WORK INSTRUCTION:
Filter the entries and keep only the lines where the string "JSON" appears.

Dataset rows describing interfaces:
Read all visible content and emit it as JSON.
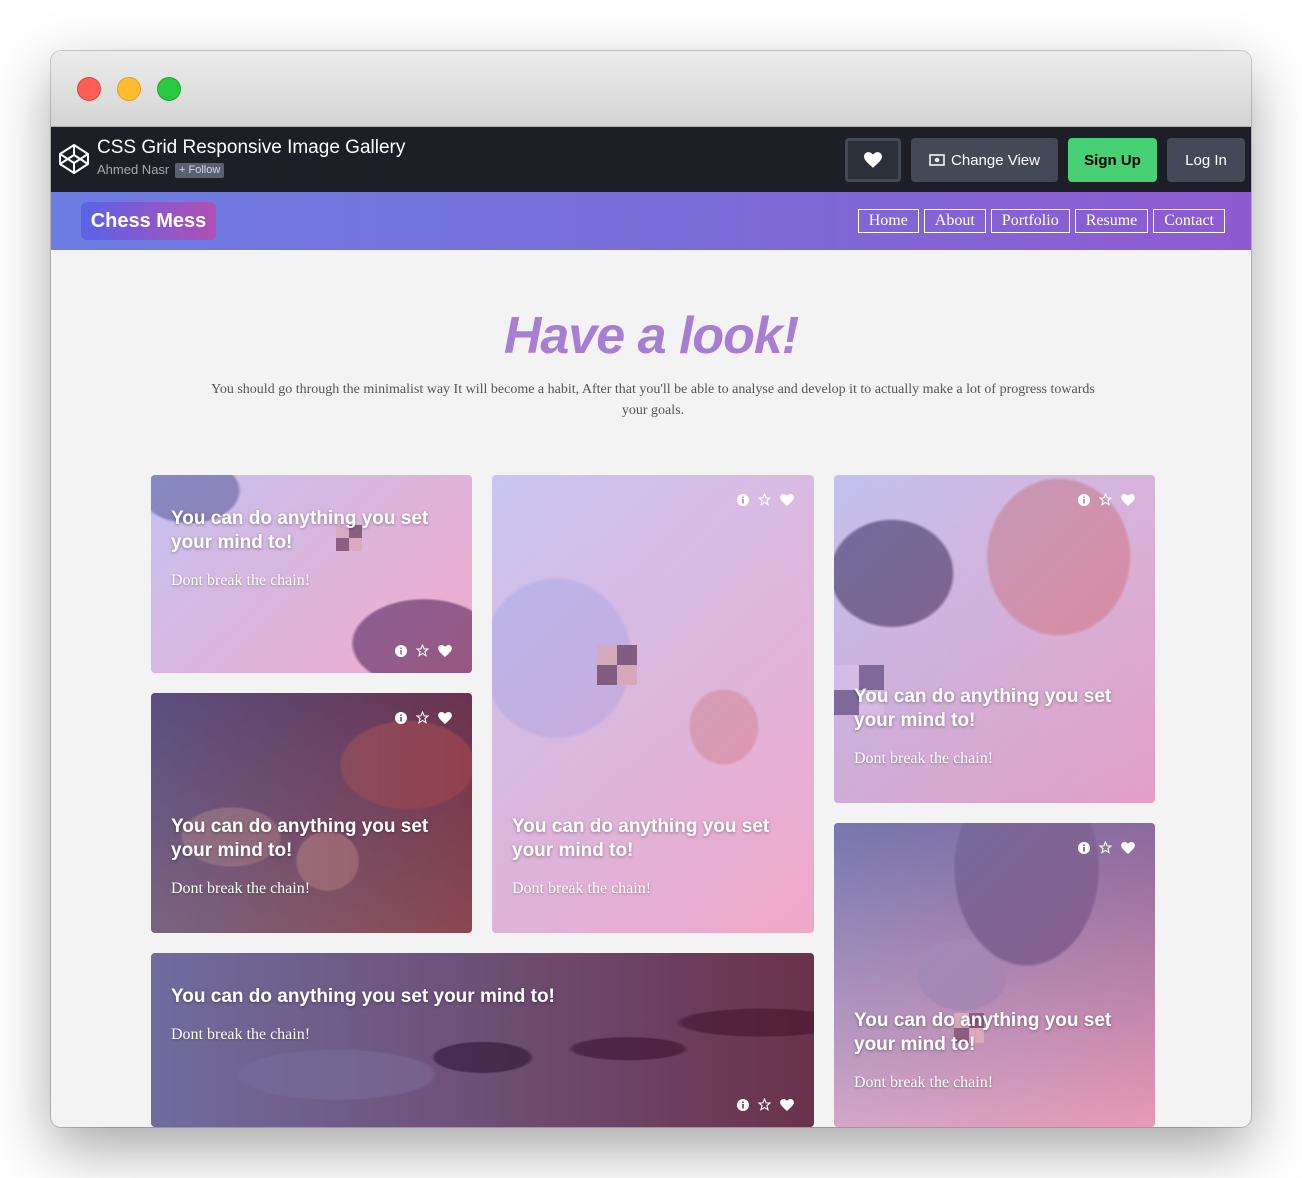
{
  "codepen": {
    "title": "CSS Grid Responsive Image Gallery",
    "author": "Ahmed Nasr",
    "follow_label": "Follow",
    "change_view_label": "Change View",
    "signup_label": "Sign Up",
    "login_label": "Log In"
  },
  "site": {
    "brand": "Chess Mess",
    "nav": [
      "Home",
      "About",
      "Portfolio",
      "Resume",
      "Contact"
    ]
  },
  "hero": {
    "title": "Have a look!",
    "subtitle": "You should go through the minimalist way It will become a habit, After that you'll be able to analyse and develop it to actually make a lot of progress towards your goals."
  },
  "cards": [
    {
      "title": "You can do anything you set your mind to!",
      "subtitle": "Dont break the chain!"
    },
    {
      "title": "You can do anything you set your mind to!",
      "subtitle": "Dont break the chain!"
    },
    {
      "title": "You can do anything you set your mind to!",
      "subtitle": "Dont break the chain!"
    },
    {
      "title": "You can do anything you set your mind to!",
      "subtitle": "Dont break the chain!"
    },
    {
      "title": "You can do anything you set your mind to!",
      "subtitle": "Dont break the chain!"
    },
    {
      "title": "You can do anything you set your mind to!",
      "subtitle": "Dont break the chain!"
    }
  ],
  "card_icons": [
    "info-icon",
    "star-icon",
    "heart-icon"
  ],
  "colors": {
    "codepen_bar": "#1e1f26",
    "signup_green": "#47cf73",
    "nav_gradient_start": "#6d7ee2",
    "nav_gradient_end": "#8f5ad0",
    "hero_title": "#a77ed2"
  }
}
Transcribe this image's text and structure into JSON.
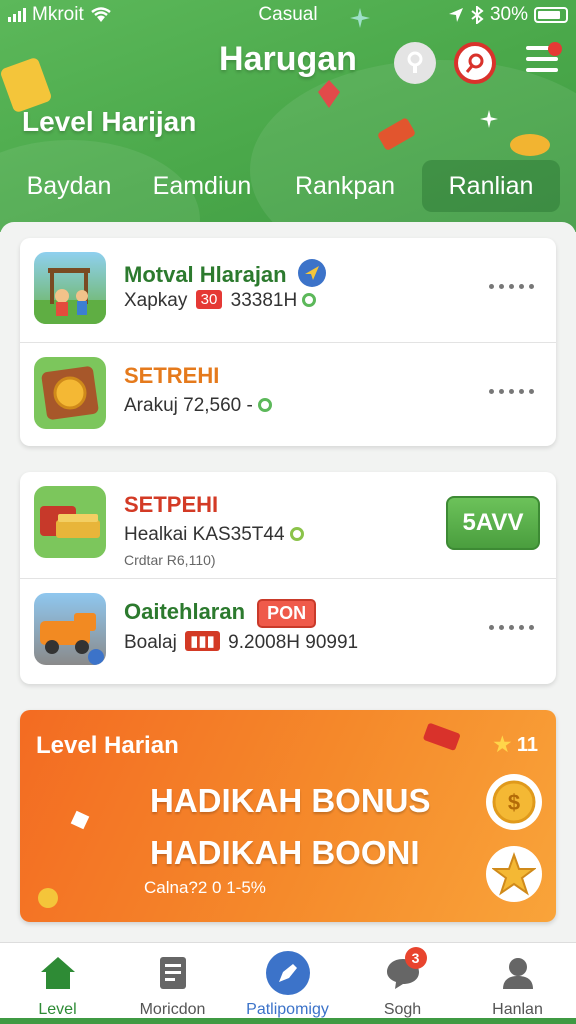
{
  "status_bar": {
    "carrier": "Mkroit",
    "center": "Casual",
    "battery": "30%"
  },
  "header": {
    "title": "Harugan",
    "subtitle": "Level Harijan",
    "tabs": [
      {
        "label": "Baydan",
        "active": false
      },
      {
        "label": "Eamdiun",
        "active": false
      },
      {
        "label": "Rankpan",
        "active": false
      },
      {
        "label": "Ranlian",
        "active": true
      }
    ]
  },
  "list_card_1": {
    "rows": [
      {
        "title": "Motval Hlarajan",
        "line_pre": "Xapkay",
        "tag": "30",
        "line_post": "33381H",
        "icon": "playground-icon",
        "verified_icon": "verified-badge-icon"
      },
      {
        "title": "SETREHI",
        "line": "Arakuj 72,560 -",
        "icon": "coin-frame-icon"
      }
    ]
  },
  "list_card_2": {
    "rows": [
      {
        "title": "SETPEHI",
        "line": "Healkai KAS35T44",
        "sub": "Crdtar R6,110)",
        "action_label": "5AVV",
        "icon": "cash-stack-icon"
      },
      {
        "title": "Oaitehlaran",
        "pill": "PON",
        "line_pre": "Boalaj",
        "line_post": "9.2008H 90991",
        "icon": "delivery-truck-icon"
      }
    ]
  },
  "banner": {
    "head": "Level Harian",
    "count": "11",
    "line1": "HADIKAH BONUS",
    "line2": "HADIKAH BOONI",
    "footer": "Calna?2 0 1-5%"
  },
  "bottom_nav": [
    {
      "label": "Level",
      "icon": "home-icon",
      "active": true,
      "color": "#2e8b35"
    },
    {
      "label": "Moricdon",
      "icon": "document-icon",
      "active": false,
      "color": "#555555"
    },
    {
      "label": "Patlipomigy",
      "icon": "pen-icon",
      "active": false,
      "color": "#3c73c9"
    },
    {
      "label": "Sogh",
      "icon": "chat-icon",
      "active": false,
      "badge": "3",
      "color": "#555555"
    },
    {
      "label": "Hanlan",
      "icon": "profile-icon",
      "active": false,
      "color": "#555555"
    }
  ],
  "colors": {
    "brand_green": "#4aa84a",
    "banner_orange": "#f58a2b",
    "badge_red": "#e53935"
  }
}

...

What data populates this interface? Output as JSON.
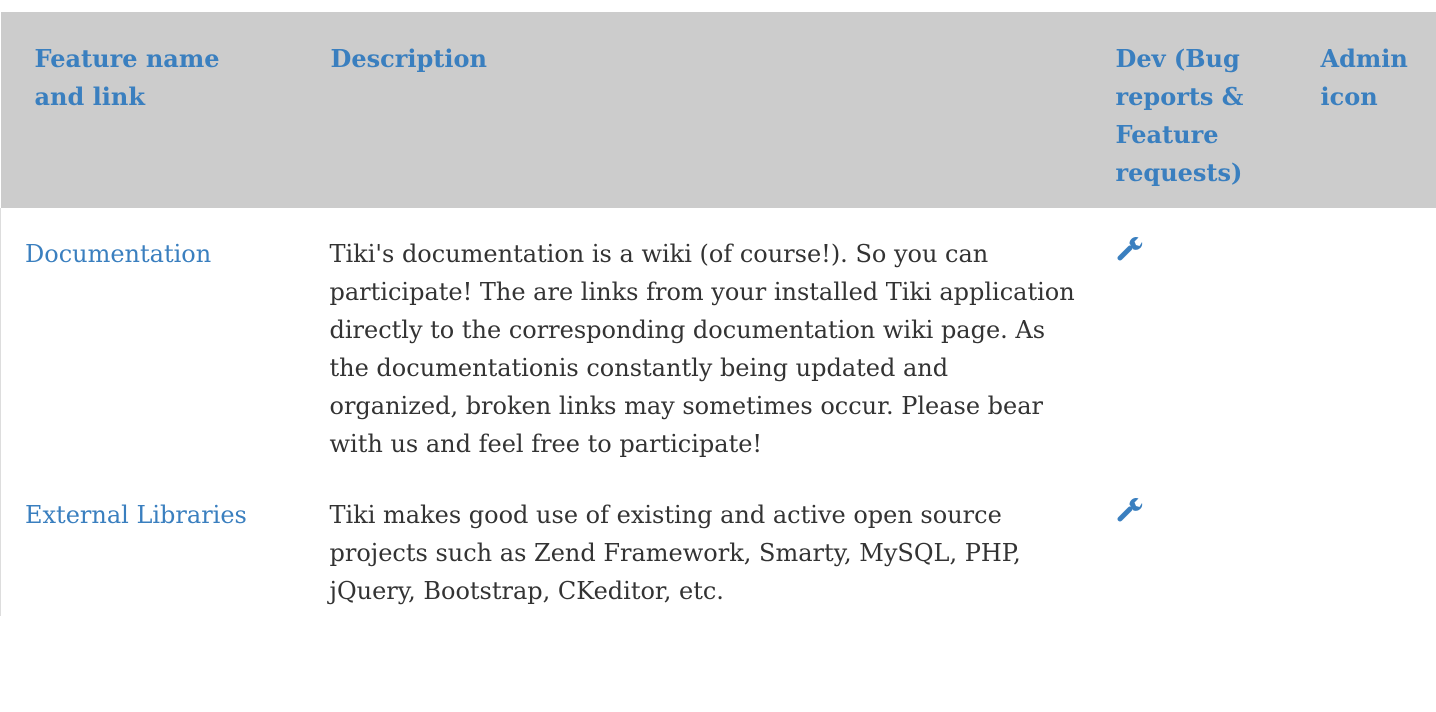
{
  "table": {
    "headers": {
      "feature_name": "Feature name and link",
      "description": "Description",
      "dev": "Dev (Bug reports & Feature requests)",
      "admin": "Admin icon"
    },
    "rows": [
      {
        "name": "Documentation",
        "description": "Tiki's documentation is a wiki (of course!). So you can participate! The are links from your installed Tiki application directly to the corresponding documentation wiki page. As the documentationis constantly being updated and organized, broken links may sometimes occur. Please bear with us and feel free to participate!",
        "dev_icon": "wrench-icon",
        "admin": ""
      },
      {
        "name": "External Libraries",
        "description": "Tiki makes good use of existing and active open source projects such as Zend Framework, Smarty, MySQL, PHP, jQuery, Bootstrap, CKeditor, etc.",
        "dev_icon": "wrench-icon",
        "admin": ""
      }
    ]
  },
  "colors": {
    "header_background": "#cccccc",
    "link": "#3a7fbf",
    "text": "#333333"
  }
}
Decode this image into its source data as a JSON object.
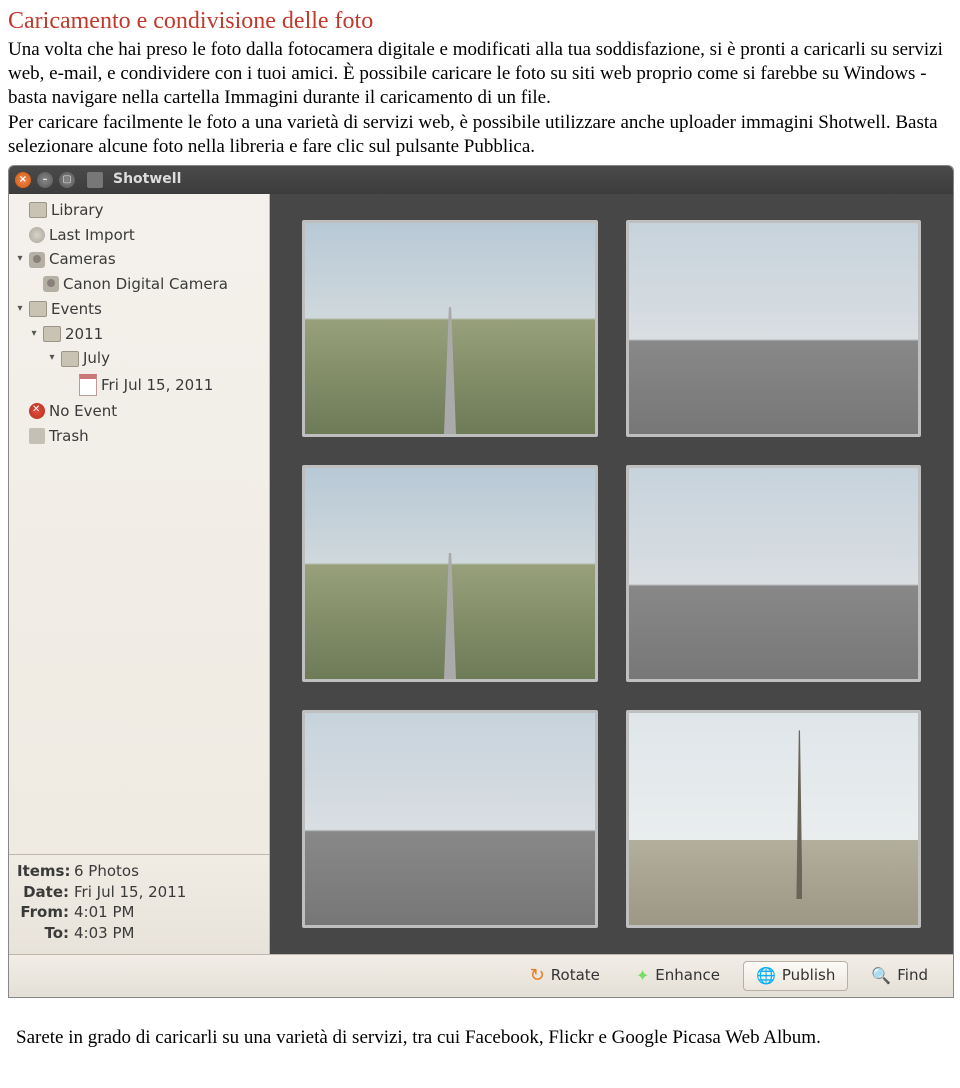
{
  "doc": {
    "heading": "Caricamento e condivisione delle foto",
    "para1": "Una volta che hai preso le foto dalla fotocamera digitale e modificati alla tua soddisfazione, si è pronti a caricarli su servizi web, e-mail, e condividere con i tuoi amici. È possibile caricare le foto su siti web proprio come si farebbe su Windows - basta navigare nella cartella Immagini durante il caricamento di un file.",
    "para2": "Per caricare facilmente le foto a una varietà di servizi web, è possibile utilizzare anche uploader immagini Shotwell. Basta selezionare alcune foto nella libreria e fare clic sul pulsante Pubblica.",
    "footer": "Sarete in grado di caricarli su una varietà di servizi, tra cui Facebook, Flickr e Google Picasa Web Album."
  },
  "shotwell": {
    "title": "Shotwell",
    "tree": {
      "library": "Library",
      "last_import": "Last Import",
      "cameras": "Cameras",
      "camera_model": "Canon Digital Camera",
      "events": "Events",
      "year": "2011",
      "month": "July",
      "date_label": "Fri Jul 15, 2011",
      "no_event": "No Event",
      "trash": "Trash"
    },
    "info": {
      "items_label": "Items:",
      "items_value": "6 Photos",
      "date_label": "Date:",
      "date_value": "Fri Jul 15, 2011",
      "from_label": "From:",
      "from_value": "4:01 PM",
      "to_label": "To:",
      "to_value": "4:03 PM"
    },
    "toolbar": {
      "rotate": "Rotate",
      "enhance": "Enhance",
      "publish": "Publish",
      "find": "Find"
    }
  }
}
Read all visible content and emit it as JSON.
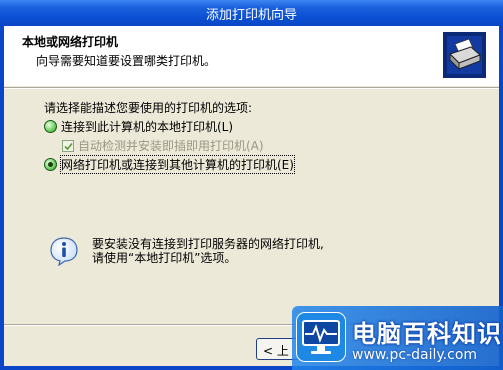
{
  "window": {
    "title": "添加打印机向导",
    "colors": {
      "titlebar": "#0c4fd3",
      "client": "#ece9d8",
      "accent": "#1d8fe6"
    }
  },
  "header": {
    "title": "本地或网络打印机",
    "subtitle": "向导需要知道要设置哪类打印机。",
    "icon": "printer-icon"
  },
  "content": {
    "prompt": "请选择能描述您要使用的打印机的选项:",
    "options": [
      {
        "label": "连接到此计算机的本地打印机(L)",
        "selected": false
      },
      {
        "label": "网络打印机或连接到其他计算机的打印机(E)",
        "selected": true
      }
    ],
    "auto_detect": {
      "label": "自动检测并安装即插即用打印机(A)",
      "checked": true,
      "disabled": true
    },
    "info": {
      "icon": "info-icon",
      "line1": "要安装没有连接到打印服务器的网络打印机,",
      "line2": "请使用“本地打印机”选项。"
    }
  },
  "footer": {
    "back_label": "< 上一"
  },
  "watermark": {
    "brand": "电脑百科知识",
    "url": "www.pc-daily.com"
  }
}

YOUR SOLUTION:
Read all visible content and emit it as JSON.
Transcribe this image's text and structure into JSON.
What data populates this interface? Output as JSON.
Decode this image into its source data as a JSON object.
Read all visible content and emit it as JSON.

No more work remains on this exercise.